The Mind’s I: Fantasies and reflections on self and soul is a radical exploration of mind/brain/body/soul in which editors Hofstadter & Dennett (1981) have arranged an enigmatic collection of provocative texts to problematize the nature of self:
- A Sense of Self
- Soul Searching
- From Hardware to Software
- Mind as Program
- Created Selves and Free Will
- The Inner Eye
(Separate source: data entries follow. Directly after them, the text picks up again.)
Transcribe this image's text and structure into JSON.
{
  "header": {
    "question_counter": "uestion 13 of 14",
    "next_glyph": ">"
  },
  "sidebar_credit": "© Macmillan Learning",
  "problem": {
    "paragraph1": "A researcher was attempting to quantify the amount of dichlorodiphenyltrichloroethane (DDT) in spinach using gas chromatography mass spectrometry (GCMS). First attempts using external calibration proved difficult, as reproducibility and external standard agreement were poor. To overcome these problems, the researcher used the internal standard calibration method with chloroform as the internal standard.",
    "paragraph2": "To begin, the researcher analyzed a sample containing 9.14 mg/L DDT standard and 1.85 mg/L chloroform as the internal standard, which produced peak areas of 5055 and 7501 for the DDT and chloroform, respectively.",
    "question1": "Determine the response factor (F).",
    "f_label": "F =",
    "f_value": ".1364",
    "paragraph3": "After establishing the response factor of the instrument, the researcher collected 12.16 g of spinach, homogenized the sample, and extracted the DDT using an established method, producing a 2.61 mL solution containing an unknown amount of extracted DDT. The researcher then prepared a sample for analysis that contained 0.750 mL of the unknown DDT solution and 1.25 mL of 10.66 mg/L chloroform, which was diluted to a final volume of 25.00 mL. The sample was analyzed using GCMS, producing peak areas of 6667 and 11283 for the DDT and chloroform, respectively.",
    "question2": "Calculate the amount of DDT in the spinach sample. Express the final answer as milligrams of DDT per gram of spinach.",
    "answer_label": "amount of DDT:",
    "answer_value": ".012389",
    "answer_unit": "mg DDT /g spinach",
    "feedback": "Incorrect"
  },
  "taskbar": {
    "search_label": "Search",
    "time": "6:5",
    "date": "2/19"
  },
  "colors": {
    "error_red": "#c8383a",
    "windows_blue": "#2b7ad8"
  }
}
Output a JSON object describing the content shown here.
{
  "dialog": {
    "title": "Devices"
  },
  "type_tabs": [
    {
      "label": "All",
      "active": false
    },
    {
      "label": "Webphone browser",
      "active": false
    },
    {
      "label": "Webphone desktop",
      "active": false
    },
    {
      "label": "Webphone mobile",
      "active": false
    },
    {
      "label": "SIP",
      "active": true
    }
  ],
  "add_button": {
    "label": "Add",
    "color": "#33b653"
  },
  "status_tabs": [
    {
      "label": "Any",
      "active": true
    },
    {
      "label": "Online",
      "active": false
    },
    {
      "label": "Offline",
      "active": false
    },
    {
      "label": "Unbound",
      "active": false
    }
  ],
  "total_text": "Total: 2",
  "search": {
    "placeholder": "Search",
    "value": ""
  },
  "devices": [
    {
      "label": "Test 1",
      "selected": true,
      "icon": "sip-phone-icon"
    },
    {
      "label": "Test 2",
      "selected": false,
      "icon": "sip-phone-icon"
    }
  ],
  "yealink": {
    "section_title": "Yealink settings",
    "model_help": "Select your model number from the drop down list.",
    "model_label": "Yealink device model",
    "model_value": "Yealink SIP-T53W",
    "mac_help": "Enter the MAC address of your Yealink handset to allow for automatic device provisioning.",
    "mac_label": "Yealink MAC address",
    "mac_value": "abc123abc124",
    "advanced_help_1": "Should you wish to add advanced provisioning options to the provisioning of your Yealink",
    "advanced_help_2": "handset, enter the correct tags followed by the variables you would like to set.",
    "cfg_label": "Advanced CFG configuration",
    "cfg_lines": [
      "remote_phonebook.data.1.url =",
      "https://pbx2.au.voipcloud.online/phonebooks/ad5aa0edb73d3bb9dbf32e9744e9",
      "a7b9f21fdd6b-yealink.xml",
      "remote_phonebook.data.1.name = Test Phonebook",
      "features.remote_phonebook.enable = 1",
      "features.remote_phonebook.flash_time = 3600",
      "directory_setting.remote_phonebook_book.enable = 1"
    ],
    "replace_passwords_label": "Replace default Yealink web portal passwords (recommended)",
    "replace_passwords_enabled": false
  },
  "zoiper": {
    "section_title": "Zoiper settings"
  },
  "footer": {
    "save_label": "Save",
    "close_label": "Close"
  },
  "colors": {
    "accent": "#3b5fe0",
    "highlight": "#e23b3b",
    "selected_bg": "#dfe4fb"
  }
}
“Where Am I” (chapter 13) is Dennett’s fantastical piece (reprinted from Brainstorms) recounting his highly dangerous and secret mission for the Dept. of Defense (in collaboration with NASA and Howard Hughes) to develop a STUD (Supersonic Tunneling Underground Devise). In short, Dennett’s assignment is to undergo an advanced surgical procedure: the radical separation of his brain from his body.
After the operation is deemed successful, a lightheaded Dennett gets really excited to take a good look at his brain – of course he is excited, wouldn’t you be?! Upon seeing his brain, floating in a mysterious bubbling fluid that looks like ginger-ale, Dennett wonders why his thoughts are originating from his body? Why is he staring at his brain-in-a-vat instead of believing that he is suspended in the effervescent fluid, being stared upon by his very own eyes? He tries and tries again to think himself into the sparkling vat, but to no avail. Riddled with confusion, he attempts to orient himself by giving names to things:
“Yorick,” I said aloud to my brain, “you are my brain. The rest of my body, seated in this chair, I dub ‘Hamlet.’” So here we all are: Yorick’s my brain, Hamlet’s my body, and I am Dennett. Now, where am I? And when I think “where am I?”, where’s that thought tokened? Is it tokened in my brain, lounging about in the vat, or right here between my ears where it seems to be tokened? Or nowhere? Its temporal coordinates give me no trouble; must it not have spatial coordinates as well?
Of course, this story isn’t (and couldn’t) be true. Dennett’s philosophical fantasy seeks to shake-up our unquestioned assumptions about the mind/brain/body/self (particularly to provoke the narrow-minded, no-nonsense, scientific view of the human soul). Dennett’s philosophical truths of “underwhelming significance” serve to make the strange obvious and the obvious strange, revealing perplexities with absurdity, such that we may be jolted to see throught our conditioning and begin to rethink our assumptions. Where is Dennett? His brain (aka Yorick)? His body (aka Hamlet)? Or is there no Dennett? Or is Dennett wherever he thinks he is (i.e., his point of view is also the location of his self)? If the sense of location is but illusion, then perhaps so is the sense of self?
In questioning his “essential Dennettness”, Fortinbras (Dennett’s new body, after the expiration of Hamlet) routinely flips an intentionally unmarked Master Switch that allows him to switch from Yorick to Hubert (his newly cloned brain) or vice versa. Every time he flips the switch, nothing happens. Dennett doesn’t have any idea where his self is. But he continues to flip in the switch, longing for the moment of understanding, and then, all of sudden:
“THANK GOD! I THOUGHT YOU’D NEVER FLIP THAT SWITCH! You can’t imagine how horrible it’s been these last two weeks — but now you know; it’s your turn in purgatory. How I’ve longed for this moment! You see…
I’m not one to spoil a good story, so you’ll have to find the answer for yourself in Dennett’s text: Where Am I?